  • Students use a variety of values (lights and darks).
  • Students use accurate sizes of facial features in portraits.

Arizona Visual Arts Standards

  • RELATE: Elements & Principles: PO 101, 201 & 301: Identify (Analyze) visual/tactile characteristics of artworks from diverse cultures, different places or time.

Preparation

  • Preview “Animal Portraits” PowerPoint
  • Locate photographs or printouts of a variety of animals. You might invite students to bring to class their own photos of pets or favorite animals.
  • Decide whether you will use the “Animal Faces” pdf worksheet to give students practice analyzing values.

Resources and Supplies

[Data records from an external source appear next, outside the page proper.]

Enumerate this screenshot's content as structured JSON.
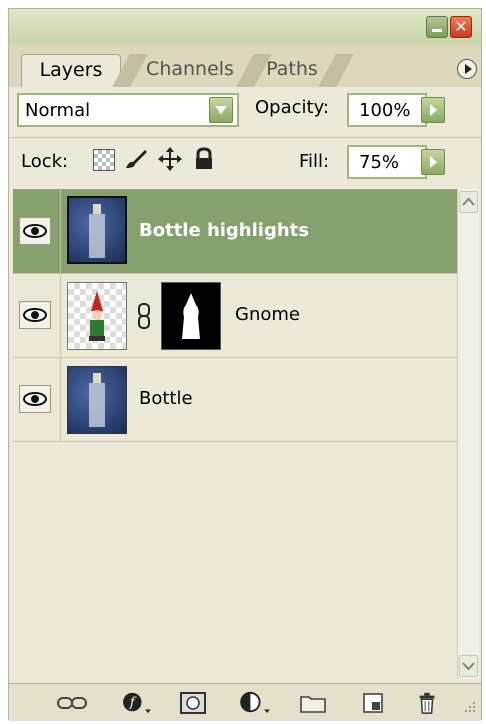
{
  "window": {
    "close_glyph": "✕"
  },
  "tabs": [
    {
      "label": "Layers",
      "active": true
    },
    {
      "label": "Channels",
      "active": false
    },
    {
      "label": "Paths",
      "active": false
    }
  ],
  "blend_mode": {
    "value": "Normal"
  },
  "opacity": {
    "label": "Opacity:",
    "value": "100%"
  },
  "lock": {
    "label": "Lock:",
    "icons": [
      "lock-transparency-icon",
      "lock-image-brush-icon",
      "lock-position-move-icon",
      "lock-all-padlock-icon"
    ]
  },
  "fill": {
    "label": "Fill:",
    "value": "75%"
  },
  "layers": [
    {
      "name": "Bottle highlights",
      "selected": true,
      "visible": true
    },
    {
      "name": "Gnome",
      "selected": false,
      "visible": true,
      "has_mask": true
    },
    {
      "name": "Bottle",
      "selected": false,
      "visible": true
    }
  ],
  "bottom_toolbar": [
    "link-layers-icon",
    "layer-style-icon",
    "add-mask-icon",
    "adjustment-layer-icon",
    "new-group-folder-icon",
    "new-layer-icon",
    "delete-trash-icon"
  ],
  "colors": {
    "selected_row": "#87a16e",
    "panel_bg": "#ece9d8",
    "accent_button": "#8aa963"
  }
}
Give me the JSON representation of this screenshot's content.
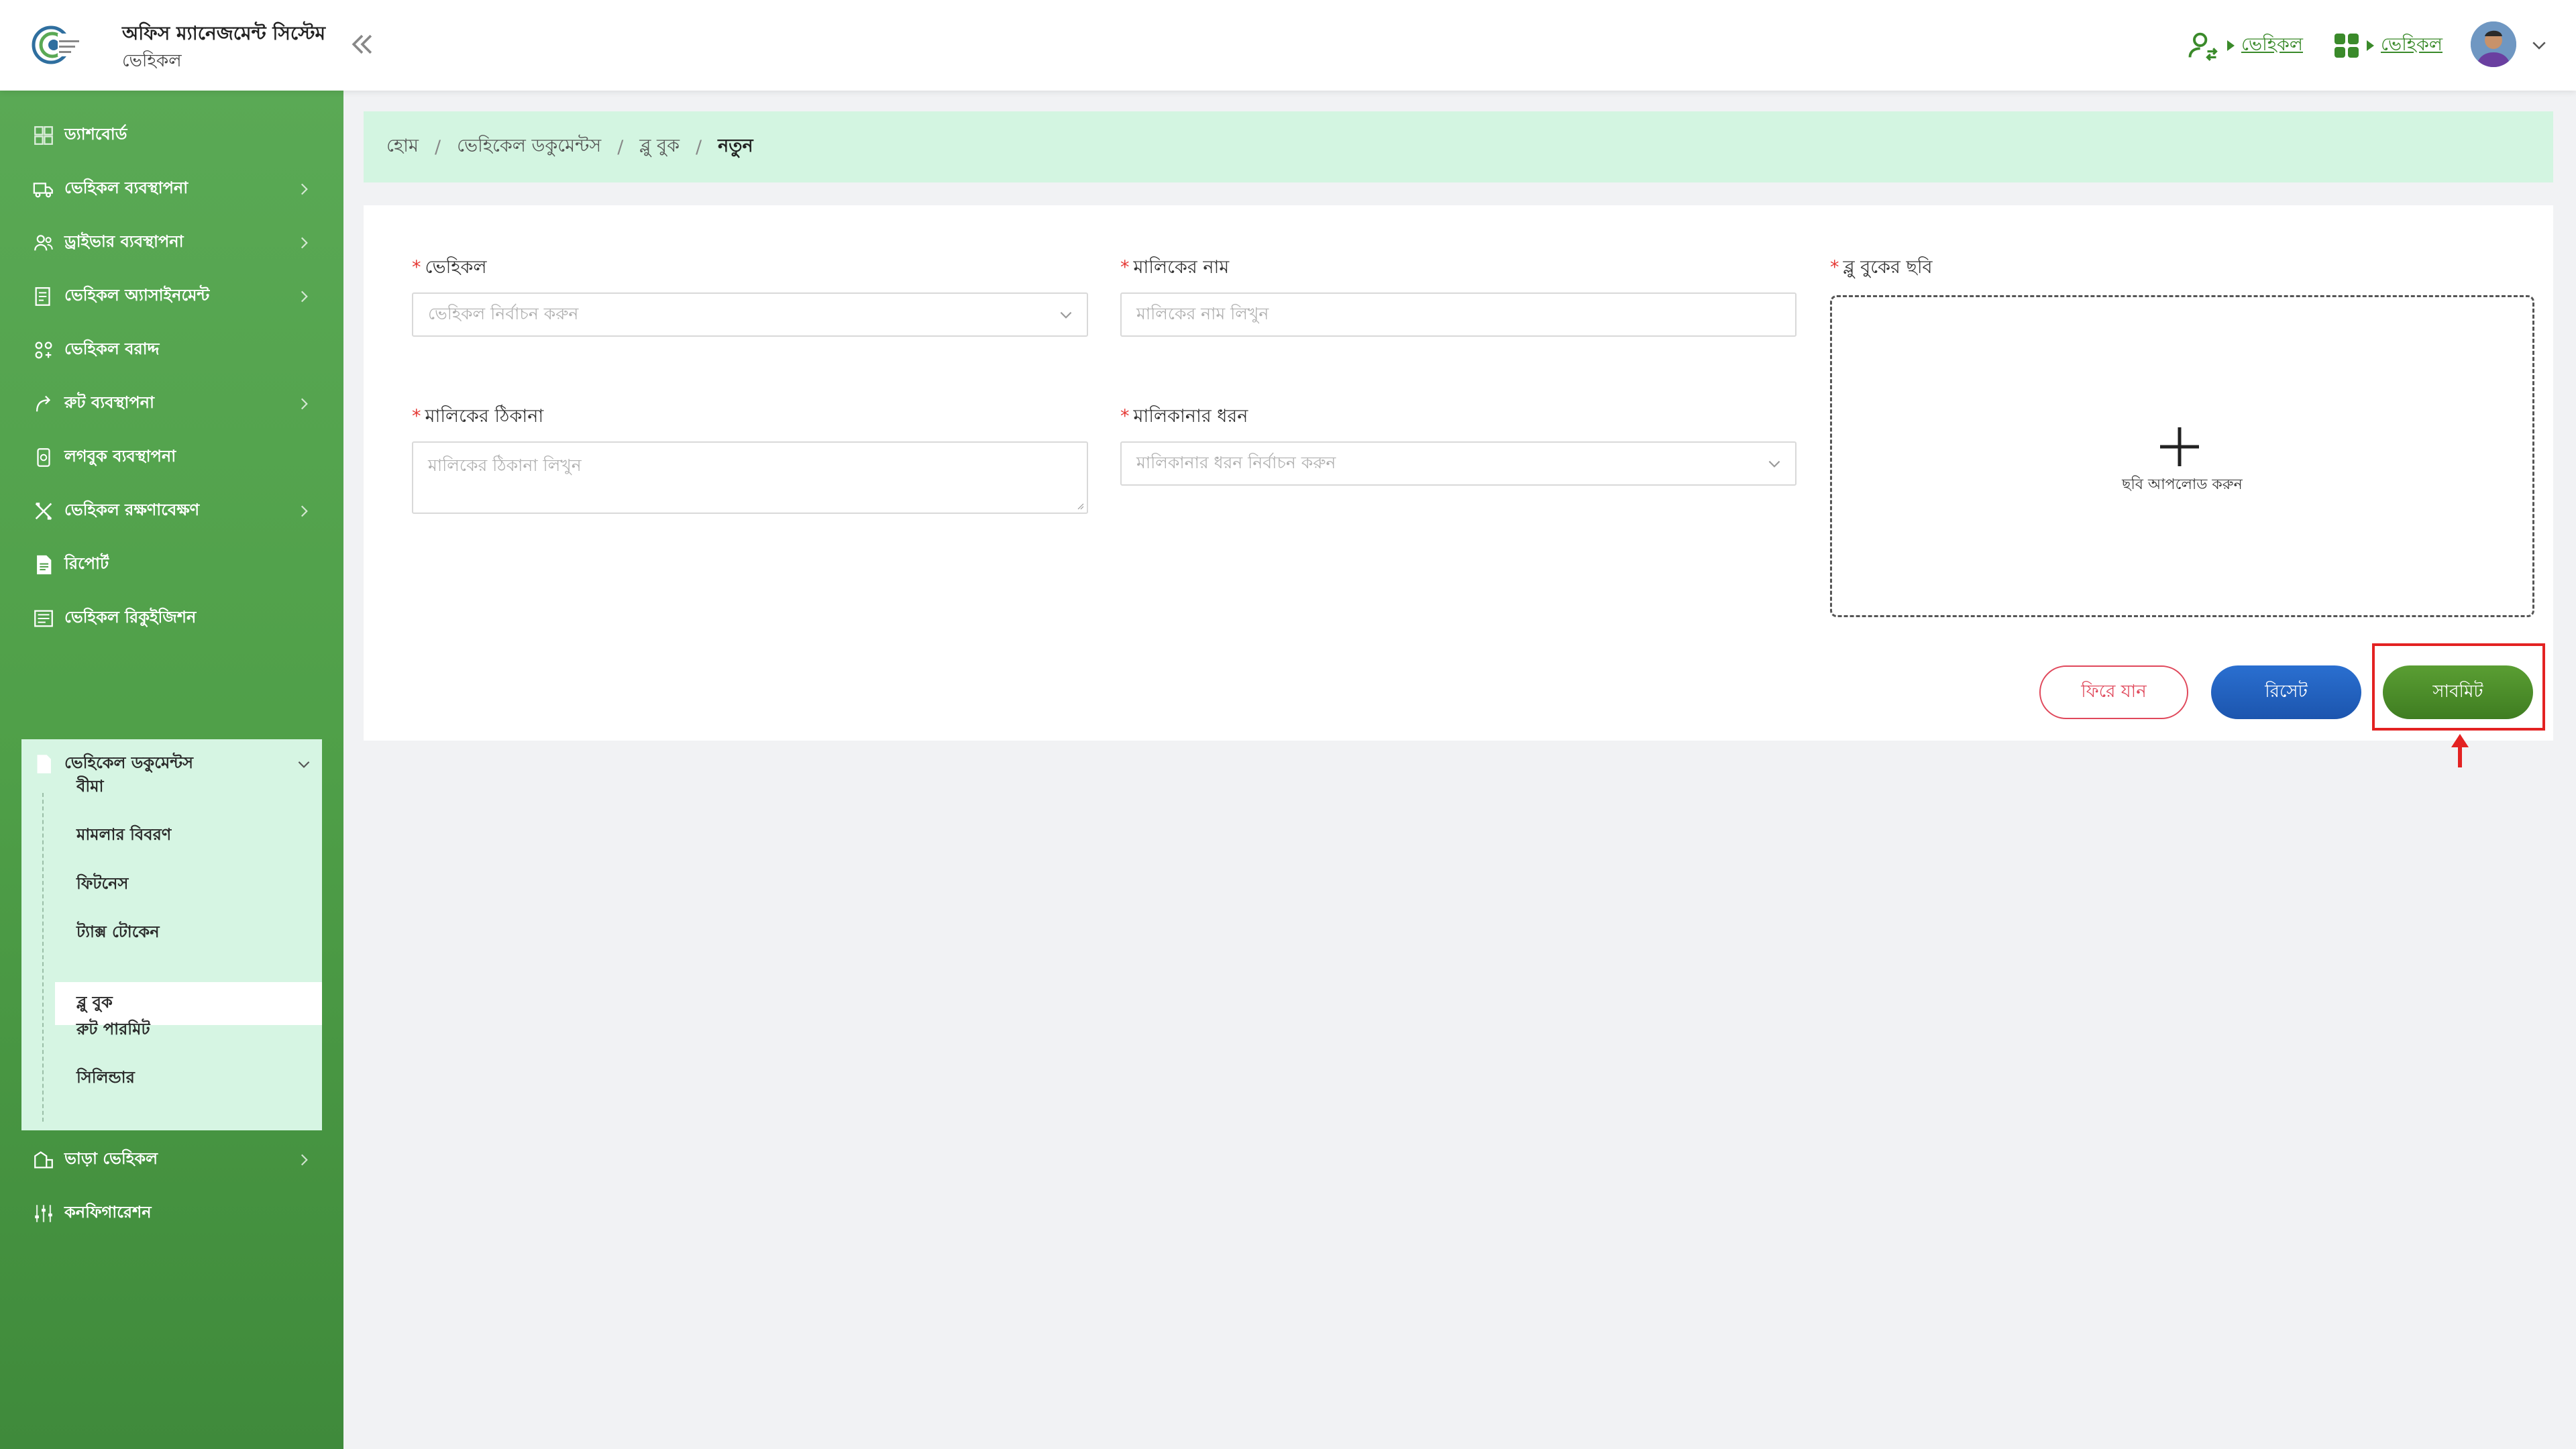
{
  "header": {
    "app_title": "অফিস ম্যানেজমেন্ট সিস্টেম",
    "module": "ভেহিকল",
    "user_link": "ভেহিকল",
    "apps_link": "ভেহিকল"
  },
  "sidebar": {
    "items": [
      {
        "label": "ড্যাশবোর্ড",
        "icon": "dashboard-icon"
      },
      {
        "label": "ভেহিকল ব্যবস্থাপনা",
        "icon": "truck-icon"
      },
      {
        "label": "ড্রাইভার ব্যবস্থাপনা",
        "icon": "users-icon"
      },
      {
        "label": "ভেহিকল অ্যাসাইনমেন্ট",
        "icon": "clipboard-icon"
      },
      {
        "label": "ভেহিকল বরাদ্দ",
        "icon": "group-icon"
      },
      {
        "label": "রুট ব্যবস্থাপনা",
        "icon": "route-icon"
      },
      {
        "label": "লগবুক ব্যবস্থাপনা",
        "icon": "logbook-icon"
      },
      {
        "label": "ভেহিকল রক্ষণাবেক্ষণ",
        "icon": "tools-icon"
      },
      {
        "label": "রিপোর্ট",
        "icon": "report-icon"
      },
      {
        "label": "ভেহিকল রিকুইজিশন",
        "icon": "requisition-icon"
      },
      {
        "label": "ভেহিকেল ডকুমেন্টস",
        "icon": "document-icon"
      },
      {
        "label": "ভাড়া ভেহিকল",
        "icon": "rent-icon"
      },
      {
        "label": "কনফিগারেশন",
        "icon": "settings-sliders-icon"
      }
    ],
    "documents_submenu": [
      "বীমা",
      "মামলার বিবরণ",
      "ফিটনেস",
      "ট্যাক্স টোকেন",
      "ব্লু বুক",
      "রুট পারমিট",
      "সিলিন্ডার"
    ]
  },
  "breadcrumb": {
    "home": "হোম",
    "documents": "ভেহিকেল ডকুমেন্টস",
    "bluebook": "ব্লু বুক",
    "current": "নতুন",
    "separator": "/"
  },
  "form": {
    "required_mark": "*",
    "vehicle": {
      "label": "ভেহিকল",
      "placeholder": "ভেহিকল নির্বাচন করুন"
    },
    "owner_name": {
      "label": "মালিকের নাম",
      "placeholder": "মালিকের নাম লিখুন"
    },
    "owner_address": {
      "label": "মালিকের ঠিকানা",
      "placeholder": "মালিকের ঠিকানা লিখুন"
    },
    "ownership_type": {
      "label": "মালিকানার ধরন",
      "placeholder": "মালিকানার ধরন নির্বাচন করুন"
    },
    "bluebook_image": {
      "label": "ব্লু বুকের ছবি",
      "upload_text": "ছবি আপলোড করুন"
    }
  },
  "buttons": {
    "back": "ফিরে যান",
    "reset": "রিসেট",
    "submit": "সাবমিট"
  },
  "colors": {
    "sidebar": "#4f9f48",
    "submenu_bg": "#d6f5e3",
    "breadcrumb_bg": "#d3f5e1",
    "submit": "#4a8b2a",
    "reset": "#1f5fbf",
    "back": "#e0485b",
    "highlight": "#e32222"
  }
}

  • “Animal Portraits” PowerPoint
  • Collection of photographs or printouts of animal images.
  • Pencils
  • Sketch paper
  • Erasers
  • Middle-tone construction paper or charcoal
  • Earth tone, black and white pastels, chalks or crayons
  • OPTIONAL: Animal Faces (pdf)

Activities

Review the theme in life that “groups of people often share ideas, yet each individual makes his or her own personal choices” and the theme in art that “artists’ styles are both personal and influenced by the world around them.” Also review the unit’s three key questions:

  1. How do artists use value (light and dark)?
  2. How do parts of a face fit together to make a portrait?
  3. What are the distinctive characteristics of an individual artist’s style?

Assignment: Explain that each student will be making an animal portrait that will be similar in style to his or her classmates because they will all focus on value and sizes of the parts of the face. Also explain that each student’s portrait will have that student’s personal or individual style because each student will choose the animal, the animal’s expression, the view of the animal’s head and details he or she wants to show.

Step-By-Step-Instructions: Show “Animal Portraits” PowerPoint

  1. Choose animal
  2. Choose view of head
  3. Choose to use paper horizontally or vertically
  4. Look carefully at the sizes of parts of the animal’s face and head
  5. Make a sketch
  6. Analyze values (lights and darks)
  7. Sketch animal LIGHTLY on middle tone paper.
  8. Add white.
  9. Add black.
  10. Add middle tones by letting the paper show through.

In-Process Feedback: Ask students to share their photographs and sketches with a classmate and ask for suggestions about making the sizes of parts of the face or head more accurate.

Presentation: Display animal portraits. Ask students to suggest feelings or personalities expressed by their classmates’ portraits (e.g. sweet, angry, excited, happy, sad, sleepy, etc.). Ask students to point to particular parts in the portrait that are accurate in size and to also point out blacks, whites and middle values.

Vocabulary

  • Portrait
  • Profile
  • Vertical
  • Individual
  • Angled View
  • Middle-tone
  • Expression
  • Direction
  • Full Face
  • Horizontal

Extension Idea

  • SCIENCE: Animal species

Secondary Assessment Guides
OBJECTIVE 1: Students use a variety of values (lights and darks).

  • Exceeds Expectations: Portrait includes at least four values in addition to the value of the paper.
  • Meets Expectations: Portrait includes at least three values in addition to the value of the paper.
  • Approaches Expectations: Portrait includes at least two values in addition to the value of the paper.
  • Fails to Meet Expectations: Portrait includes just two values or only lines.

OBJECTIVE 2: Students use accurate sizes of facial features in portraits.

  • Exceeds Expectations: The sizes of almost all the parts of the face and head are close to accurate.
  • Meets Expectations: The sizes of many parts of the face and head are close to accurate.
  • Approaches Expectations: The sizes of several parts of the face and head are close to accurate.
  • Fails to Meet Expectations: Most sizes of parts of the face and head are inaccurate.